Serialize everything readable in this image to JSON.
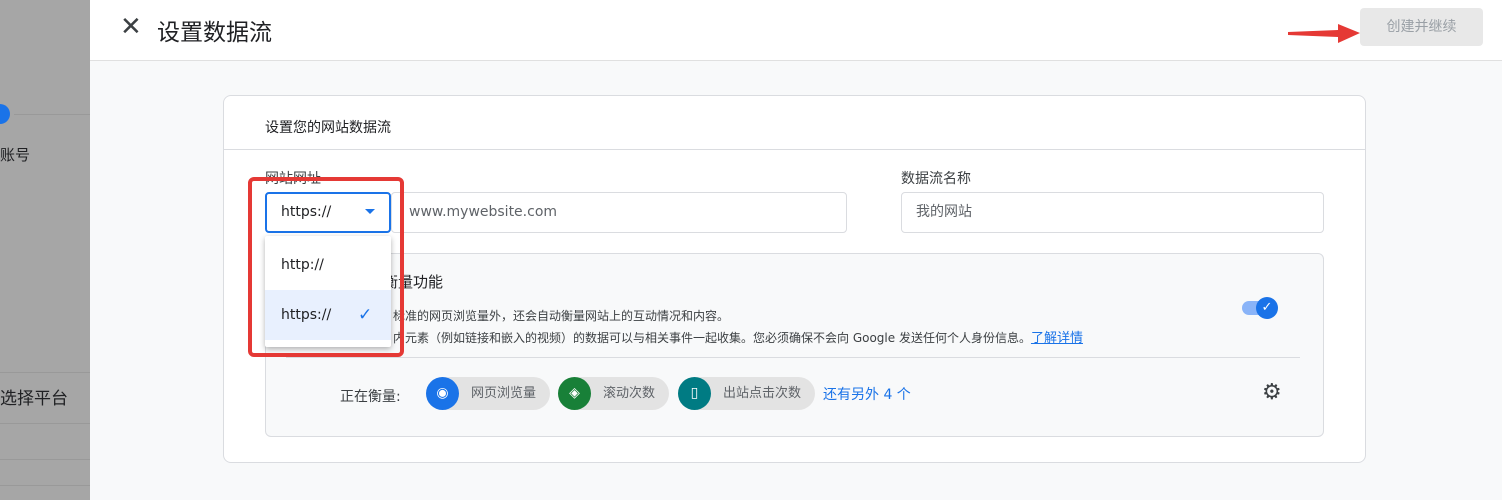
{
  "sidebar": {
    "item_account": "账号",
    "item_platform": "选择平台"
  },
  "header": {
    "title": "设置数据流",
    "primary_button": "创建并继续"
  },
  "card": {
    "title": "设置您的网站数据流",
    "url_label": "网站网址",
    "protocol_selected": "https://",
    "url_placeholder": "www.mywebsite.com",
    "name_label": "数据流名称",
    "name_placeholder": "我的网站",
    "dropdown_options": [
      {
        "label": "http://",
        "selected": false
      },
      {
        "label": "https://",
        "selected": true
      }
    ],
    "enhanced": {
      "title_fragment": "衡量功能",
      "desc_line1": "标准的网页浏览量外，还会自动衡量网站上的互动情况和内容。",
      "desc_line2": "内元素（例如链接和嵌入的视频）的数据可以与相关事件一起收集。您必须确保不会向 Google 发送任何个人身份信息。",
      "learn_more": "了解详情",
      "toggle_on": true,
      "measuring_label": "正在衡量:",
      "chips": [
        {
          "label": "网页浏览量",
          "icon": "eye-icon",
          "color": "#1a73e8"
        },
        {
          "label": "滚动次数",
          "icon": "scroll-icon",
          "color": "#188038"
        },
        {
          "label": "出站点击次数",
          "icon": "mouse-icon",
          "color": "#007b83"
        }
      ],
      "more": "还有另外 4 个"
    }
  },
  "colors": {
    "accent": "#1a73e8",
    "annotation": "#e53935"
  }
}
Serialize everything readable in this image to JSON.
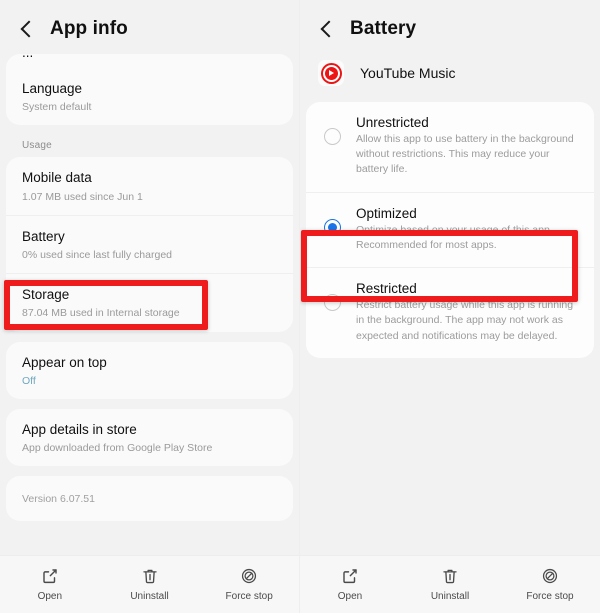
{
  "left_screen": {
    "header": {
      "title": "App info",
      "back_icon": "chevron-left-icon"
    },
    "partial_row_above": "...",
    "rows": [
      {
        "title": "Language",
        "subtitle": "System default",
        "subtitle_style": "muted"
      }
    ],
    "usage_section_label": "Usage",
    "usage_rows": [
      {
        "title": "Mobile data",
        "subtitle": "1.07 MB used since Jun 1",
        "subtitle_style": "muted"
      },
      {
        "title": "Battery",
        "subtitle": "0% used since last fully charged",
        "subtitle_style": "muted",
        "highlighted": true
      },
      {
        "title": "Storage",
        "subtitle": "87.04 MB used in Internal storage",
        "subtitle_style": "muted"
      }
    ],
    "appear_rows": [
      {
        "title": "Appear on top",
        "subtitle": "Off",
        "subtitle_style": "accent"
      }
    ],
    "store_rows": [
      {
        "title": "App details in store",
        "subtitle": "App downloaded from Google Play Store",
        "subtitle_style": "muted"
      }
    ],
    "version": "Version 6.07.51"
  },
  "right_screen": {
    "header": {
      "title": "Battery",
      "back_icon": "chevron-left-icon"
    },
    "app": {
      "name": "YouTube Music",
      "icon": "youtube-music-icon"
    },
    "options": [
      {
        "title": "Unrestricted",
        "description": "Allow this app to use battery in the background without restrictions. This may reduce your battery life.",
        "selected": false,
        "highlighted": true
      },
      {
        "title": "Optimized",
        "description": "Optimize based on your usage of this app. Recommended for most apps.",
        "selected": true,
        "highlighted": false
      },
      {
        "title": "Restricted",
        "description": "Restrict battery usage while this app is running in the background. The app may not work as expected and notifications may be delayed.",
        "selected": false,
        "highlighted": false
      }
    ]
  },
  "bottom_bar": {
    "items": [
      {
        "label": "Open",
        "icon": "external-link-icon"
      },
      {
        "label": "Uninstall",
        "icon": "trash-icon"
      },
      {
        "label": "Force stop",
        "icon": "circle-slash-icon"
      }
    ]
  },
  "colors": {
    "annotation_red": "#ee1c1c",
    "radio_selected_blue": "#1a73e8",
    "accent_link_blue": "#6fa8c0",
    "brand_red": "#ec1414",
    "screen_background": "#f2f2f2",
    "card_background": "#fafafa"
  }
}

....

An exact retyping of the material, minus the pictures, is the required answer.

#### SOLUTION TO THIS PROBLEM
Serialize everything readable in this image to JSON.
{
  "sidebar": {
    "item_account": "账号",
    "item_platform": "选择平台"
  },
  "header": {
    "title": "设置数据流",
    "primary_button": "创建并继续"
  },
  "card": {
    "title": "设置您的网站数据流",
    "url_label": "网站网址",
    "protocol_selected": "https://",
    "url_placeholder": "www.mywebsite.com",
    "name_label": "数据流名称",
    "name_placeholder": "我的网站",
    "dropdown_options": [
      {
        "label": "http://",
        "selected": false
      },
      {
        "label": "https://",
        "selected": true
      }
    ],
    "enhanced": {
      "title_fragment": "衡量功能",
      "desc_line1": "标准的网页浏览量外，还会自动衡量网站上的互动情况和内容。",
      "desc_line2": "内元素（例如链接和嵌入的视频）的数据可以与相关事件一起收集。您必须确保不会向 Google 发送任何个人身份信息。",
      "learn_more": "了解详情",
      "toggle_on": true,
      "measuring_label": "正在衡量:",
      "chips": [
        {
          "label": "网页浏览量",
          "icon": "eye-icon",
          "color": "#1a73e8"
        },
        {
          "label": "滚动次数",
          "icon": "scroll-icon",
          "color": "#188038"
        },
        {
          "label": "出站点击次数",
          "icon": "mouse-icon",
          "color": "#007b83"
        }
      ],
      "more": "还有另外 4 个"
    }
  },
  "colors": {
    "accent": "#1a73e8",
    "annotation": "#e53935"
  }
}
Serialize everything readable in this image to JSON.
{
  "left_screen": {
    "header": {
      "title": "App info",
      "back_icon": "chevron-left-icon"
    },
    "partial_row_above": "...",
    "rows": [
      {
        "title": "Language",
        "subtitle": "System default",
        "subtitle_style": "muted"
      }
    ],
    "usage_section_label": "Usage",
    "usage_rows": [
      {
        "title": "Mobile data",
        "subtitle": "1.07 MB used since Jun 1",
        "subtitle_style": "muted"
      },
      {
        "title": "Battery",
        "subtitle": "0% used since last fully charged",
        "subtitle_style": "muted",
        "highlighted": true
      },
      {
        "title": "Storage",
        "subtitle": "87.04 MB used in Internal storage",
        "subtitle_style": "muted"
      }
    ],
    "appear_rows": [
      {
        "title": "Appear on top",
        "subtitle": "Off",
        "subtitle_style": "accent"
      }
    ],
    "store_rows": [
      {
        "title": "App details in store",
        "subtitle": "App downloaded from Google Play Store",
        "subtitle_style": "muted"
      }
    ],
    "version": "Version 6.07.51"
  },
  "right_screen": {
    "header": {
      "title": "Battery",
      "back_icon": "chevron-left-icon"
    },
    "app": {
      "name": "YouTube Music",
      "icon": "youtube-music-icon"
    },
    "options": [
      {
        "title": "Unrestricted",
        "description": "Allow this app to use battery in the background without restrictions. This may reduce your battery life.",
        "selected": false,
        "highlighted": true
      },
      {
        "title": "Optimized",
        "description": "Optimize based on your usage of this app. Recommended for most apps.",
        "selected": true,
        "highlighted": false
      },
      {
        "title": "Restricted",
        "description": "Restrict battery usage while this app is running in the background. The app may not work as expected and notifications may be delayed.",
        "selected": false,
        "highlighted": false
      }
    ]
  },
  "bottom_bar": {
    "items": [
      {
        "label": "Open",
        "icon": "external-link-icon"
      },
      {
        "label": "Uninstall",
        "icon": "trash-icon"
      },
      {
        "label": "Force stop",
        "icon": "circle-slash-icon"
      }
    ]
  },
  "colors": {
    "annotation_red": "#ee1c1c",
    "radio_selected_blue": "#1a73e8",
    "accent_link_blue": "#6fa8c0",
    "brand_red": "#ec1414",
    "screen_background": "#f2f2f2",
    "card_background": "#fafafa"
  }
}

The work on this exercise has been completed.